• [TRY IT]
Every line in the material below that includes "utils" should be copied.

※ ※ ※

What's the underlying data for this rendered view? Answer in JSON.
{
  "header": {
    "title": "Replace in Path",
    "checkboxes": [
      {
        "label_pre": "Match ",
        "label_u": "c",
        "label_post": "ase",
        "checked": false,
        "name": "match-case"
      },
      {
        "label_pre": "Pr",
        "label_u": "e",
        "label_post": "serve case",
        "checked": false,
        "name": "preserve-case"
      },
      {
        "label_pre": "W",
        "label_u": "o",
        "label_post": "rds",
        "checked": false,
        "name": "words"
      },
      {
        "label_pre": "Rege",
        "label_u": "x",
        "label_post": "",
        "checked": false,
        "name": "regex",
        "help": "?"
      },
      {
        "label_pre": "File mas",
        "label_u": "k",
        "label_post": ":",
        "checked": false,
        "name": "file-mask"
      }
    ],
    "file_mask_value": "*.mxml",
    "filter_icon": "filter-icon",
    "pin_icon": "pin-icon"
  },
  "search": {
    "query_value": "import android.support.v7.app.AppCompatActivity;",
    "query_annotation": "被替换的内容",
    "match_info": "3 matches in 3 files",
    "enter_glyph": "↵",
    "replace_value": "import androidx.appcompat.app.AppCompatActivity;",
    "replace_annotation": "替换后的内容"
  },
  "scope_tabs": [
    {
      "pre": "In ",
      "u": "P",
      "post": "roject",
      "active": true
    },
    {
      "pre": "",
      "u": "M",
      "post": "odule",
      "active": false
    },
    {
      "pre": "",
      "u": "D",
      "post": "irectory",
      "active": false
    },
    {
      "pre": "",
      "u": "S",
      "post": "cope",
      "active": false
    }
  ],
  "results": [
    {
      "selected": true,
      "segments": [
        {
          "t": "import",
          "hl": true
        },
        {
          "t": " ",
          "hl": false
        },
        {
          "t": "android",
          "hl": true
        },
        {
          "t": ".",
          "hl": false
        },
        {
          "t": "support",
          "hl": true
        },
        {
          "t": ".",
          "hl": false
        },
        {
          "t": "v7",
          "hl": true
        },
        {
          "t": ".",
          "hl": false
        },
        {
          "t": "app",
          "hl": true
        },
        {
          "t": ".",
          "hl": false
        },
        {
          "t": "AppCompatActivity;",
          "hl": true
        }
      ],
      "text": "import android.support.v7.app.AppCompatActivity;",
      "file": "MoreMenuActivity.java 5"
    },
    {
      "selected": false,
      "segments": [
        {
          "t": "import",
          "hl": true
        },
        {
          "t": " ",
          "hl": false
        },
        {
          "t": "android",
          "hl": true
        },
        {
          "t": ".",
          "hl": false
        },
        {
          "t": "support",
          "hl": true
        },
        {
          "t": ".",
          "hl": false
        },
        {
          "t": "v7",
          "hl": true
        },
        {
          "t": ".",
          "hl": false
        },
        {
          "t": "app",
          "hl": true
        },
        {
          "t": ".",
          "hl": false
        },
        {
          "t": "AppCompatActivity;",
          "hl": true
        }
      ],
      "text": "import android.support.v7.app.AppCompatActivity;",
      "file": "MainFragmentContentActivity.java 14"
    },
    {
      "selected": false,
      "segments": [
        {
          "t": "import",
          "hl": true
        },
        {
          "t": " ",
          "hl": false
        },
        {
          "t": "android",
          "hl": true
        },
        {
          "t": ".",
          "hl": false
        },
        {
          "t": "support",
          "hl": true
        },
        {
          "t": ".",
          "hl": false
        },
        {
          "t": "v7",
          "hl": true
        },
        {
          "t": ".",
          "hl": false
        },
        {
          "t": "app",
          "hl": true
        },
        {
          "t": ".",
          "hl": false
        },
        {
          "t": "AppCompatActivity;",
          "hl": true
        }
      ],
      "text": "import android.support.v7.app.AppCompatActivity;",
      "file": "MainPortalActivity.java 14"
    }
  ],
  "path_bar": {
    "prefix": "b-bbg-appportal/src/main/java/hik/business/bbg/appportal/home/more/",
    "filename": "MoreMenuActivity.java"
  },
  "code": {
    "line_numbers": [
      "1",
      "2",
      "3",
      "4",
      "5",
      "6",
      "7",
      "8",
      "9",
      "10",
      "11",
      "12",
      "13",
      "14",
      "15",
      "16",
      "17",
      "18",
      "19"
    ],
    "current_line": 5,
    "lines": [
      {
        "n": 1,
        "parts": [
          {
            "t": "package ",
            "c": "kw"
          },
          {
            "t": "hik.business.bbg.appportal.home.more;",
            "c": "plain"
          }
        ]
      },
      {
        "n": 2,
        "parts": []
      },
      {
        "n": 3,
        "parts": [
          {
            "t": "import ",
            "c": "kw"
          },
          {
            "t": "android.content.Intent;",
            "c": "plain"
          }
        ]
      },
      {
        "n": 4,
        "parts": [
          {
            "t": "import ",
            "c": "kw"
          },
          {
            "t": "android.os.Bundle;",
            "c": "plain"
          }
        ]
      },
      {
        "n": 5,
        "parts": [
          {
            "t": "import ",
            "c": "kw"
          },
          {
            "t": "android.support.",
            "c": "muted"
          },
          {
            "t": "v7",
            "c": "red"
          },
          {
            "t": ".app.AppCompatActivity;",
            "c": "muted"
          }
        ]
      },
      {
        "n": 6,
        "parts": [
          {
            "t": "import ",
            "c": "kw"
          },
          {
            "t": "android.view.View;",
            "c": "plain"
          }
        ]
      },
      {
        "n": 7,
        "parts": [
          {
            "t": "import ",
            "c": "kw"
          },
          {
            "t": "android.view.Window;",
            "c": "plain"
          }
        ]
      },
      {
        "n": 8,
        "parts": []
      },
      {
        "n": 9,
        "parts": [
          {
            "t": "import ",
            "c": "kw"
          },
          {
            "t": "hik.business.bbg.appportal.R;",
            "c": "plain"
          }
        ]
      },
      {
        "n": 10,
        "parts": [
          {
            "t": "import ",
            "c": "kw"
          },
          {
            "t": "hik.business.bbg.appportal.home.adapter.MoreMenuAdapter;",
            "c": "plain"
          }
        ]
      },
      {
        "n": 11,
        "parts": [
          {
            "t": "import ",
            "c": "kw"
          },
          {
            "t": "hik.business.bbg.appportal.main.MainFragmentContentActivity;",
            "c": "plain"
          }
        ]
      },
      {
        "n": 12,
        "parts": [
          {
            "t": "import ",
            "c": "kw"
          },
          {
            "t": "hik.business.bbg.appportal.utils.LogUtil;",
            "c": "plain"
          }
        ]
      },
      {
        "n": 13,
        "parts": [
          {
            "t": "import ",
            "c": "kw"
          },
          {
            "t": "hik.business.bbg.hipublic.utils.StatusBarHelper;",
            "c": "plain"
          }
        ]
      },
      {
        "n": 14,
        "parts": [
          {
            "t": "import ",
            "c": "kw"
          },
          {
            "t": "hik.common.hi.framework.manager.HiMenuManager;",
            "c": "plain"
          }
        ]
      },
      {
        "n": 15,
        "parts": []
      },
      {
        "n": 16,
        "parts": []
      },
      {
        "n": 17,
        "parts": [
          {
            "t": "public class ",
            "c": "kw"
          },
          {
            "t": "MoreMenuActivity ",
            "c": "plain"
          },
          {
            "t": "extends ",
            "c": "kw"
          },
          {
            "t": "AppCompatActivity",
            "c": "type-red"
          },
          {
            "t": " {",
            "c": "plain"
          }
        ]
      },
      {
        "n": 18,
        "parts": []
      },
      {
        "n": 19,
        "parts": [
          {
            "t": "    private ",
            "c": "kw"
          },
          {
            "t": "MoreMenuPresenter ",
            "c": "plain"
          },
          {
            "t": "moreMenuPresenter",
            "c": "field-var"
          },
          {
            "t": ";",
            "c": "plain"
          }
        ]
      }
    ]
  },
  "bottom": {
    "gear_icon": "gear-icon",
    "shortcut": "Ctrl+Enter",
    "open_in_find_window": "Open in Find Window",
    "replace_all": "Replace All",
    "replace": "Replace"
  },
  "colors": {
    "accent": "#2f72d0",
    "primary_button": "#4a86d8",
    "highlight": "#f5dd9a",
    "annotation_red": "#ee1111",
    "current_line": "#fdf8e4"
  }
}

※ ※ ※

• [PROBLEM SOLUTION]
            "t": "hik.business.bbg.appportal.utils.LogUtil;",
            "t": "hik.business.bbg.hipublic.utils.StatusBarHelper;",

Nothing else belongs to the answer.